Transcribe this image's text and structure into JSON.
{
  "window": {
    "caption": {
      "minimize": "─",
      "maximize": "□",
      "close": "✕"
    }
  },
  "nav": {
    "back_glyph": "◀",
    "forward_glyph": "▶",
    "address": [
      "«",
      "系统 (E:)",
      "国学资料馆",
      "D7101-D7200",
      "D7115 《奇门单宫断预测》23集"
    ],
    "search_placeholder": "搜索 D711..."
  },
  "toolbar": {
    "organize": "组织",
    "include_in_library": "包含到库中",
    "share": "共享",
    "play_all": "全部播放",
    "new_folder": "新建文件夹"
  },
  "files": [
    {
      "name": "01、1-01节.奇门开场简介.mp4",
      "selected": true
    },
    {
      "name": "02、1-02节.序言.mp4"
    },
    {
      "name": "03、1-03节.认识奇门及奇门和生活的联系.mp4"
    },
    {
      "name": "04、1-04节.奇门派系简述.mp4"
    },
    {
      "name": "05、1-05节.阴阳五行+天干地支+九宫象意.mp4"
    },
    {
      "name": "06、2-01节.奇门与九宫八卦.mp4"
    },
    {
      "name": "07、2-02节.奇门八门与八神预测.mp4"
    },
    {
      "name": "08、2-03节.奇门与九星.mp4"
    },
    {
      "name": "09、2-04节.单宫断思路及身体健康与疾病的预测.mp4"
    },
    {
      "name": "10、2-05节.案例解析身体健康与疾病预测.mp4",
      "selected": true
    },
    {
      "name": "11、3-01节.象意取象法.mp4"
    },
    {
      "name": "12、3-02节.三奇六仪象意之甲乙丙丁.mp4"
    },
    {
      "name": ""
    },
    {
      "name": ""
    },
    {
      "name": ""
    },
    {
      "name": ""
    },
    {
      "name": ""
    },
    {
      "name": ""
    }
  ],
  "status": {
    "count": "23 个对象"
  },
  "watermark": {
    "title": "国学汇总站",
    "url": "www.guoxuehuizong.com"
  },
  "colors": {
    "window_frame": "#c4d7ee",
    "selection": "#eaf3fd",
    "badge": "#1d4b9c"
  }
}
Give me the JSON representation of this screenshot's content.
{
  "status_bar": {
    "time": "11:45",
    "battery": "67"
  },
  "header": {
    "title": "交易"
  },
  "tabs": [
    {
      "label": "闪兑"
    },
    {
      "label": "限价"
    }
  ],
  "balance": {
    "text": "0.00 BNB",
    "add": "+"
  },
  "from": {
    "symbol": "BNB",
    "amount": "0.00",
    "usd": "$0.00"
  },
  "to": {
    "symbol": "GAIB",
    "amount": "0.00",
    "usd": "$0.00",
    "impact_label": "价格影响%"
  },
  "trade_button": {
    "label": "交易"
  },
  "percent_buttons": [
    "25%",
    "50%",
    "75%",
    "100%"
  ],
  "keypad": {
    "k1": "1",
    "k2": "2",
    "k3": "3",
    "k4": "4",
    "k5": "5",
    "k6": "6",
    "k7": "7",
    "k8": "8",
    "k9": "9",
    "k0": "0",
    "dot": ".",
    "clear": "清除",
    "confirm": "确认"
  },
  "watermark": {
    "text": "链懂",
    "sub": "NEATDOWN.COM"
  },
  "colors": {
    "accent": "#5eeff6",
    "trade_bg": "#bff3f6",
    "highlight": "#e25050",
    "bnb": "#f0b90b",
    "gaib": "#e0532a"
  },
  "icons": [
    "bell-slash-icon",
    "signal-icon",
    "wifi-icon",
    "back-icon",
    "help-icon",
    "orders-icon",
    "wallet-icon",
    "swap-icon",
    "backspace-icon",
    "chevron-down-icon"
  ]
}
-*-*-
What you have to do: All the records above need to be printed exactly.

Exercise answer:
Transcribe this image's text and structure into JSON.
{
  "window": {
    "caption": {
      "minimize": "─",
      "maximize": "□",
      "close": "✕"
    }
  },
  "nav": {
    "back_glyph": "◀",
    "forward_glyph": "▶",
    "address": [
      "«",
      "系统 (E:)",
      "国学资料馆",
      "D7101-D7200",
      "D7115 《奇门单宫断预测》23集"
    ],
    "search_placeholder": "搜索 D711..."
  },
  "toolbar": {
    "organize": "组织",
    "include_in_library": "包含到库中",
    "share": "共享",
    "play_all": "全部播放",
    "new_folder": "新建文件夹"
  },
  "files": [
    {
      "name": "01、1-01节.奇门开场简介.mp4",
      "selected": true
    },
    {
      "name": "02、1-02节.序言.mp4"
    },
    {
      "name": "03、1-03节.认识奇门及奇门和生活的联系.mp4"
    },
    {
      "name": "04、1-04节.奇门派系简述.mp4"
    },
    {
      "name": "05、1-05节.阴阳五行+天干地支+九宫象意.mp4"
    },
    {
      "name": "06、2-01节.奇门与九宫八卦.mp4"
    },
    {
      "name": "07、2-02节.奇门八门与八神预测.mp4"
    },
    {
      "name": "08、2-03节.奇门与九星.mp4"
    },
    {
      "name": "09、2-04节.单宫断思路及身体健康与疾病的预测.mp4"
    },
    {
      "name": "10、2-05节.案例解析身体健康与疾病预测.mp4",
      "selected": true
    },
    {
      "name": "11、3-01节.象意取象法.mp4"
    },
    {
      "name": "12、3-02节.三奇六仪象意之甲乙丙丁.mp4"
    },
    {
      "name": ""
    },
    {
      "name": ""
    },
    {
      "name": ""
    },
    {
      "name": ""
    },
    {
      "name": ""
    },
    {
      "name": ""
    }
  ],
  "status": {
    "count": "23 个对象"
  },
  "watermark": {
    "title": "国学汇总站",
    "url": "www.guoxuehuizong.com"
  },
  "colors": {
    "window_frame": "#c4d7ee",
    "selection": "#eaf3fd",
    "badge": "#1d4b9c"
  }
}
Give me the JSON representation of this screenshot's content.
{
  "status_bar": {
    "time": "11:45",
    "battery": "67"
  },
  "header": {
    "title": "交易"
  },
  "tabs": [
    {
      "label": "闪兑"
    },
    {
      "label": "限价"
    }
  ],
  "balance": {
    "text": "0.00 BNB",
    "add": "+"
  },
  "from": {
    "symbol": "BNB",
    "amount": "0.00",
    "usd": "$0.00"
  },
  "to": {
    "symbol": "GAIB",
    "amount": "0.00",
    "usd": "$0.00",
    "impact_label": "价格影响%"
  },
  "trade_button": {
    "label": "交易"
  },
  "percent_buttons": [
    "25%",
    "50%",
    "75%",
    "100%"
  ],
  "keypad": {
    "k1": "1",
    "k2": "2",
    "k3": "3",
    "k4": "4",
    "k5": "5",
    "k6": "6",
    "k7": "7",
    "k8": "8",
    "k9": "9",
    "k0": "0",
    "dot": ".",
    "clear": "清除",
    "confirm": "确认"
  },
  "watermark": {
    "text": "链懂",
    "sub": "NEATDOWN.COM"
  },
  "colors": {
    "accent": "#5eeff6",
    "trade_bg": "#bff3f6",
    "highlight": "#e25050",
    "bnb": "#f0b90b",
    "gaib": "#e0532a"
  },
  "icons": [
    "bell-slash-icon",
    "signal-icon",
    "wifi-icon",
    "back-icon",
    "help-icon",
    "orders-icon",
    "wallet-icon",
    "swap-icon",
    "backspace-icon",
    "chevron-down-icon"
  ]
}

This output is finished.